First thing this morning, Dave topped off our diesel tank with the fuel be bought yesterday in fuel cans. It’s best to keep the tank full, so moisture doesn’t form in the tank. He was upset with himself for not finishing the job last weekend.
Dave was able to borrow scaffolding from the boat yard today. He wanted to buff the old name of the boat off of our hull. The name had been removed when we first bought the boat, but you could still see the outline of the name, or at least Dave could.
I spent the day inside working on some things on the computer. Dave came in for lunch and really smelled like diesel. He washed his hands a couple times before having lunch. About 6:00, I was starting to feel light headed. Shortly after that, Dave came in again and decided to check the bilge. Sure enough, there was diesel fuel in our bilge.
After getting some fresh air, I started cleaning it up while Dave searched for the source. He found 2 leaks, near the fuel gauge and near the tank whistle. We have a tank whistle in the fuel line that will make an irritating whistle as fuel is being pumped into the tank. When it stops, no air is passing the whistle, so the tank is full. It doesn’t function when pouring fuel in from a can at a slower speed. So Dave just listens for it to sound full and watches the overflow vent. One of the leaks came from the hose clamps on the tank whistle. The clamps needed tightening. Dave had placed a new gasket in the fuel gauge recently, so the gasket had compressed and was leaking, also.
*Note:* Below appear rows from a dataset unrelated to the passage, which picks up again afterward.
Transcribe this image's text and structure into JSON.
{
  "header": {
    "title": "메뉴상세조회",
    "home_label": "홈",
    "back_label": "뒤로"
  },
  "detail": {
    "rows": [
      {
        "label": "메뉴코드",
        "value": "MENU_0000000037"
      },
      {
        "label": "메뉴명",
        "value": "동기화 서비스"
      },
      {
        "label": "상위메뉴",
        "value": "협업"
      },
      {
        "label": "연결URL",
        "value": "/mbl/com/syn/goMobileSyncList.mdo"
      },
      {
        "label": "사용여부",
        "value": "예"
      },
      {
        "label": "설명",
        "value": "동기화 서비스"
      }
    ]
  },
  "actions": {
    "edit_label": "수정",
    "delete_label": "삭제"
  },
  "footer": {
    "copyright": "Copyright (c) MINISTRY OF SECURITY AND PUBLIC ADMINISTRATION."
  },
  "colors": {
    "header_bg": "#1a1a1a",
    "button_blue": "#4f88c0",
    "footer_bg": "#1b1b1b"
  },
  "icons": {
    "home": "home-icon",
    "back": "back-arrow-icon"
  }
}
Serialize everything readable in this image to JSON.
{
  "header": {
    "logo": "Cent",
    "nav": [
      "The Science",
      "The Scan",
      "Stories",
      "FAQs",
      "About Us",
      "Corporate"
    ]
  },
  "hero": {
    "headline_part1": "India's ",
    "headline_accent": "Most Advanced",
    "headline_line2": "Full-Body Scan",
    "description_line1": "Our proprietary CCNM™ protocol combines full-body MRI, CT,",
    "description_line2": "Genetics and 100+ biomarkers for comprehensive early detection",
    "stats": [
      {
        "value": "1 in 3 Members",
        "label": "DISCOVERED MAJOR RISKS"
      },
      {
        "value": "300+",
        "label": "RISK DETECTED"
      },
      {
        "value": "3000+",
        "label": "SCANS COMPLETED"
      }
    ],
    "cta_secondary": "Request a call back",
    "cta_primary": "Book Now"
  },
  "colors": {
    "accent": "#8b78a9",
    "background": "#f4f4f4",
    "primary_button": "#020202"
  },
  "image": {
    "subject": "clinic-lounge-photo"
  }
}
Funny thing is, when he filled 2 jerry cans with diesel on Sunday, he didn’t fill them completely. At the nearest station to the boat yard, you have to pay in advance to get the diesel fuel. Dave asked for 10 gallons at the counter inside. They couldn’t figure out how to pre-charge by the gallon. So he picked a dollar amount and only got about 8.5 gallons instead of 10 gallons. If he had gotten the full 10 gallons, we may have had more diesel in our bilge. Dave also explained that diesel fuel sold at a gas station is colored yellow. If it sold at a fuel dock, it is red.
The up side of this is: they were simple things to fix. And this didn’t happen at sea. It was much easier to clean up and air out the boat here in the boat yard than it would have been at sea. Not sure how we would have disposed of the diesel at sea.
We ended up having Dominoes deliver pizza for us tonight. It was already after 8:00 by the time we ordered it. The guy who delivered the pizza was in his 20’s. He had never been to this boat yard and didn’t know it was even here. He told us how he had always been fascinated by sailboats, and asked us all kinds of questions about living aboard. We told him to find a small, inexpensive boat and learn to sail. Then he can make future plans for a larger boat Anything is possible.